Filter the entries down to the lines containing "this", and copy those lines.

Items from a data source
___

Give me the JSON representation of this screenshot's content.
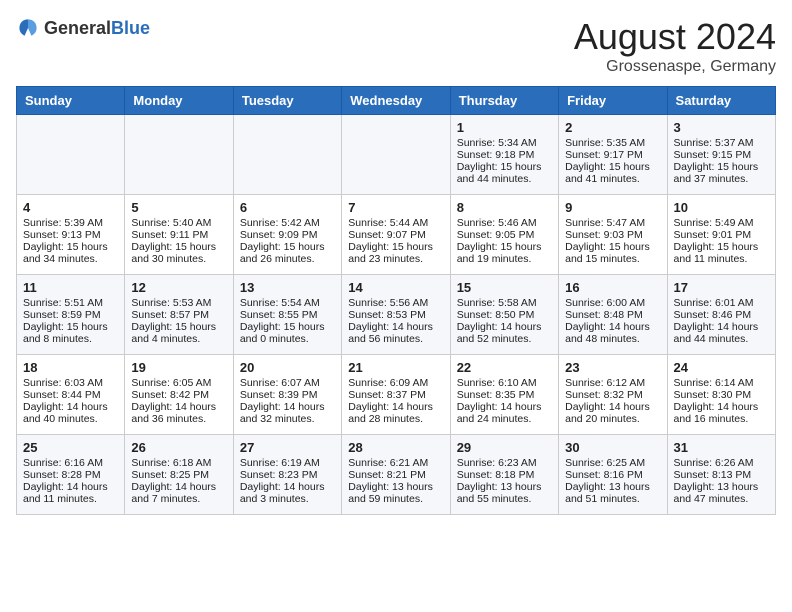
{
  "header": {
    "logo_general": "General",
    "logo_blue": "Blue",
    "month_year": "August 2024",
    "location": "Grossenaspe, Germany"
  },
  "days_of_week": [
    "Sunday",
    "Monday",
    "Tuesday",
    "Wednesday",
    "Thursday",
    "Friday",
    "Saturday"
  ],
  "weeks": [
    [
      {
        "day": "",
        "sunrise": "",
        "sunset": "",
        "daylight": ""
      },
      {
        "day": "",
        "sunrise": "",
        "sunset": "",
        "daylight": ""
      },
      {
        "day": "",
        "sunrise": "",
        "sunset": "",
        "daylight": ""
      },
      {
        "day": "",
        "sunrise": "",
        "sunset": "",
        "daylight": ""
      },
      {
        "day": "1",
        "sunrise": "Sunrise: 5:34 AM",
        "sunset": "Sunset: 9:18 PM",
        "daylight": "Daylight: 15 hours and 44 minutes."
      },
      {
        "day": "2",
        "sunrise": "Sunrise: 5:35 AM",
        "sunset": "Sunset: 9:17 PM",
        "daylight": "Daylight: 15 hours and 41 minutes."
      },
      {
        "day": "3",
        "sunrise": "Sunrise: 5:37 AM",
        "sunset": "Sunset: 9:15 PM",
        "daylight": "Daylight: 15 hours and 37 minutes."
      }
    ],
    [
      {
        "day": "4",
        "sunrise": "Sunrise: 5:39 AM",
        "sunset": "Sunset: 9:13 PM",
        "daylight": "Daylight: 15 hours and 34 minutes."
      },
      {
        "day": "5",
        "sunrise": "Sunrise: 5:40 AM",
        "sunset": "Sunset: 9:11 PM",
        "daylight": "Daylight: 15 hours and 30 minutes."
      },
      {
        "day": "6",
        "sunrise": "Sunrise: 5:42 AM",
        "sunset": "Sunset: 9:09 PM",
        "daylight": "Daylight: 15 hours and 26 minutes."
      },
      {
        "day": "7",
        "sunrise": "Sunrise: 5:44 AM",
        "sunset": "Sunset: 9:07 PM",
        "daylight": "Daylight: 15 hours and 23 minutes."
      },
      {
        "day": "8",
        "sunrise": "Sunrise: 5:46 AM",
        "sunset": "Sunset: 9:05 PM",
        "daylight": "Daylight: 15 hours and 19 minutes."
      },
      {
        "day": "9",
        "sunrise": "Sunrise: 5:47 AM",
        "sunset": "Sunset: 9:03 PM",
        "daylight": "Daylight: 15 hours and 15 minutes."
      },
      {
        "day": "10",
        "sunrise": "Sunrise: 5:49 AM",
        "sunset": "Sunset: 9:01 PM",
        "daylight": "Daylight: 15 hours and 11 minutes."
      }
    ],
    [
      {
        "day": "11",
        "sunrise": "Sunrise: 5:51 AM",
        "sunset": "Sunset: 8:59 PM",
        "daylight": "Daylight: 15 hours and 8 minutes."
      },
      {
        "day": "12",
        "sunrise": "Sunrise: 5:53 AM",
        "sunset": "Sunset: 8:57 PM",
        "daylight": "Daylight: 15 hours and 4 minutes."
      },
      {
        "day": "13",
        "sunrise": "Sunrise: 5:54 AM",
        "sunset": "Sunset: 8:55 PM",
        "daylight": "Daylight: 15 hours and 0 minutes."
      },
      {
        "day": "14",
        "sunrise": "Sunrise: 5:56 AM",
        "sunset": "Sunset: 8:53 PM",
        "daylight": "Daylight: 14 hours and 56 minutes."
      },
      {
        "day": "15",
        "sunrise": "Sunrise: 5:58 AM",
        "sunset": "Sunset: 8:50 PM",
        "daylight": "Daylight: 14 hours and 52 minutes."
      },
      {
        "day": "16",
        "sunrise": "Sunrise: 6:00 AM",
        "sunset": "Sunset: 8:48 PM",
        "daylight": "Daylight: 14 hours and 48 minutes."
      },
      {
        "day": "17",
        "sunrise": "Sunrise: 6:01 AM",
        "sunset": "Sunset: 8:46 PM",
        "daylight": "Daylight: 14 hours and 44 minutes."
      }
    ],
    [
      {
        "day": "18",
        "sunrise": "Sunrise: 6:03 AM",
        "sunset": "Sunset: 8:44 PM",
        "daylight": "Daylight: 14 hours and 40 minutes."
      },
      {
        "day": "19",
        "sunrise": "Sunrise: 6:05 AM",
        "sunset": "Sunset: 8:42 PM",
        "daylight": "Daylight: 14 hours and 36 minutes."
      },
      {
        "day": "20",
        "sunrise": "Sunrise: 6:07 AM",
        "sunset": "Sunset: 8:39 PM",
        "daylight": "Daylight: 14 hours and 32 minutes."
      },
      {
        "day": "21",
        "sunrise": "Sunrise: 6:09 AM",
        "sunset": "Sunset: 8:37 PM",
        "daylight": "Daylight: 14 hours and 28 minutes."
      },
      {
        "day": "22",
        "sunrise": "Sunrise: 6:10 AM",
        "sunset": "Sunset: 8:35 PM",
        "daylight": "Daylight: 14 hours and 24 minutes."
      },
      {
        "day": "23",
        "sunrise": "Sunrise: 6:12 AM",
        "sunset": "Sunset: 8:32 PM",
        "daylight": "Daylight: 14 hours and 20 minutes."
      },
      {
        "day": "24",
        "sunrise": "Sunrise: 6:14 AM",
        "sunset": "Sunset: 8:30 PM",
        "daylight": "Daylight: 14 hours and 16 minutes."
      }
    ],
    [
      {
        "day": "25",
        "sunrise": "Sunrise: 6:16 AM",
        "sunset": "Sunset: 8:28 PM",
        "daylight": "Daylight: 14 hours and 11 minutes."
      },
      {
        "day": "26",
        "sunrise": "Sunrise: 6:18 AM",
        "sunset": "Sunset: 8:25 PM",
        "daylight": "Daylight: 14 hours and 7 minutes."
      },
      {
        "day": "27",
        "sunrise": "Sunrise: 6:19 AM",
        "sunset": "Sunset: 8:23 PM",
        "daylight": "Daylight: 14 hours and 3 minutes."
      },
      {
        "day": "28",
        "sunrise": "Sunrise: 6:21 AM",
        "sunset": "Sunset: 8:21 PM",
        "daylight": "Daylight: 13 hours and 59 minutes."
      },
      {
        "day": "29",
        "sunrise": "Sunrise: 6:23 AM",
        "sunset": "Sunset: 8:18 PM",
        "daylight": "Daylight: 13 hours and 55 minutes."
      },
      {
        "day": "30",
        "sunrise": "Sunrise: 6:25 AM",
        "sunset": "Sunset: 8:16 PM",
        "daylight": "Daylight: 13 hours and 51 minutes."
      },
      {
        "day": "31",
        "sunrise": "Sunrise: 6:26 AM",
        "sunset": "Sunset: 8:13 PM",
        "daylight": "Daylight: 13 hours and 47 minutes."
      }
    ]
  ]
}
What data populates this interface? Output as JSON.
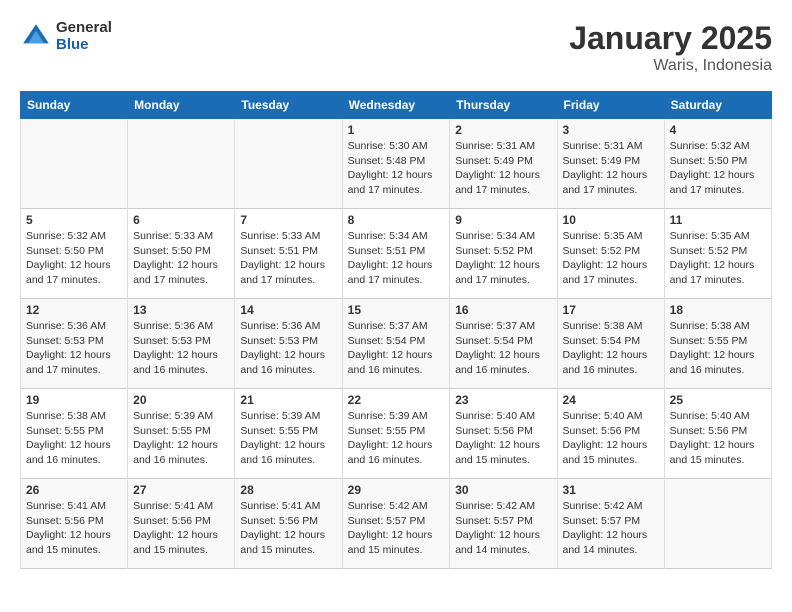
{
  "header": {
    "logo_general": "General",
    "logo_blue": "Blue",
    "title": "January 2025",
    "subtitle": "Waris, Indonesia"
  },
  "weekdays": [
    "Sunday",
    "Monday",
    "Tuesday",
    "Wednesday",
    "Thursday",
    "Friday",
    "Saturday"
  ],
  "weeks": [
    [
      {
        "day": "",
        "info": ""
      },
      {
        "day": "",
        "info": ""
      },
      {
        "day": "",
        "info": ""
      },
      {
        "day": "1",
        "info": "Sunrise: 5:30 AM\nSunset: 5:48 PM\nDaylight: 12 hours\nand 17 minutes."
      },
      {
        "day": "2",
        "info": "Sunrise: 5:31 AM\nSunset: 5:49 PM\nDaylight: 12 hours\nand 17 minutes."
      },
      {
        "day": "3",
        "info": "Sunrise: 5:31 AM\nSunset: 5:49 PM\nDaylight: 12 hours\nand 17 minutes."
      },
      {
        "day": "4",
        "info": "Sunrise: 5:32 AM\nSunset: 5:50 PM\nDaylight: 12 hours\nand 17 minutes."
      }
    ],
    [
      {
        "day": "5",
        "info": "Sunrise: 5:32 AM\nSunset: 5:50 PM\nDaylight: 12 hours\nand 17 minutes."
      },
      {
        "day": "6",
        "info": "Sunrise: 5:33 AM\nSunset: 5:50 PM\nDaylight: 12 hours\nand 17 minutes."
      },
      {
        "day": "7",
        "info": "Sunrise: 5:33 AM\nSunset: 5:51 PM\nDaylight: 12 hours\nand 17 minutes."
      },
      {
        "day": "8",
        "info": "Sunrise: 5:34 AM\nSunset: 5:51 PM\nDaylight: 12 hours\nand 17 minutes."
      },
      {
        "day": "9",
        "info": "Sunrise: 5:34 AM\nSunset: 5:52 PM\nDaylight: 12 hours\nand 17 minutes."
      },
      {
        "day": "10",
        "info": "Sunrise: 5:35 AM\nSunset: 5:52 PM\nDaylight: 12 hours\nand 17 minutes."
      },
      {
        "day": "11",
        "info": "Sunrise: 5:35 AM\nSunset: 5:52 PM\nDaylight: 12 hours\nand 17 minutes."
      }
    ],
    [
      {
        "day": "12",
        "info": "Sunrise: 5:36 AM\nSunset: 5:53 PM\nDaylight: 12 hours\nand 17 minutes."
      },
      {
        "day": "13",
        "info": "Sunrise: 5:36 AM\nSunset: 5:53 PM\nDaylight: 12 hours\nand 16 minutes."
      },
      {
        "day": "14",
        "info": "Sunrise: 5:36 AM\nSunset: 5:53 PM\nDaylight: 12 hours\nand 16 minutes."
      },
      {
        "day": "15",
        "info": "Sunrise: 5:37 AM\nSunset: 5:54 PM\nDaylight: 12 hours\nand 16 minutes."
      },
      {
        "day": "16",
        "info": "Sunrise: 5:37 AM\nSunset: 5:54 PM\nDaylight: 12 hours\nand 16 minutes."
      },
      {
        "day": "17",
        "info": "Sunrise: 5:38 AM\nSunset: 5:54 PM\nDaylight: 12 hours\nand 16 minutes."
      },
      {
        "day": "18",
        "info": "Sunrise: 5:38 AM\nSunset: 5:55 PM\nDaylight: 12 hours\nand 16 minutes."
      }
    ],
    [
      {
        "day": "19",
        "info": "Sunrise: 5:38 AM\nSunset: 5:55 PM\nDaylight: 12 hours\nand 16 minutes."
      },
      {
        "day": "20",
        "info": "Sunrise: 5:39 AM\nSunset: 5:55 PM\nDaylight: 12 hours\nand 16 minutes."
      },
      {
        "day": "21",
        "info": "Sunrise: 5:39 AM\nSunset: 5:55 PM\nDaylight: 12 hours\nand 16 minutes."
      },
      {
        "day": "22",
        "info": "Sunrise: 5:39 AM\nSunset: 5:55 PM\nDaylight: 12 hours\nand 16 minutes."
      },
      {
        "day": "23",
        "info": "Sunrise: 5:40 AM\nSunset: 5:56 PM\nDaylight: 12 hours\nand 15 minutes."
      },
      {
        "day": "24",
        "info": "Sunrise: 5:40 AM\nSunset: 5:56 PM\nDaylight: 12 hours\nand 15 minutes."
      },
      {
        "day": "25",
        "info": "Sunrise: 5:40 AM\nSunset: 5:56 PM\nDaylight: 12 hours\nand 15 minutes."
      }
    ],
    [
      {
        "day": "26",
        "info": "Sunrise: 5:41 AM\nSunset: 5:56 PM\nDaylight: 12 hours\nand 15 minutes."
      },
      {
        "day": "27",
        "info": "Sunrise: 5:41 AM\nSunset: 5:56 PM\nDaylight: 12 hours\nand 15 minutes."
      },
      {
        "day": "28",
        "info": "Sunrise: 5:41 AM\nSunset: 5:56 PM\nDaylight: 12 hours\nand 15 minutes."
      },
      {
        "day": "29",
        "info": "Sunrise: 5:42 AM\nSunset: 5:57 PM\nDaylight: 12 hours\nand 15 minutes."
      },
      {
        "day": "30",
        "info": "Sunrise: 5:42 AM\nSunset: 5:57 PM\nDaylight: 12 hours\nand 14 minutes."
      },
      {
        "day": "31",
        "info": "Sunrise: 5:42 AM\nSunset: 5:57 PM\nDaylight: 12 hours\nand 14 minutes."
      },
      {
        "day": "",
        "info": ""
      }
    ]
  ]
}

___

- RESPONSE AREA
Give me the JSON representation of this screenshot's content.
What data populates this interface? Output as JSON.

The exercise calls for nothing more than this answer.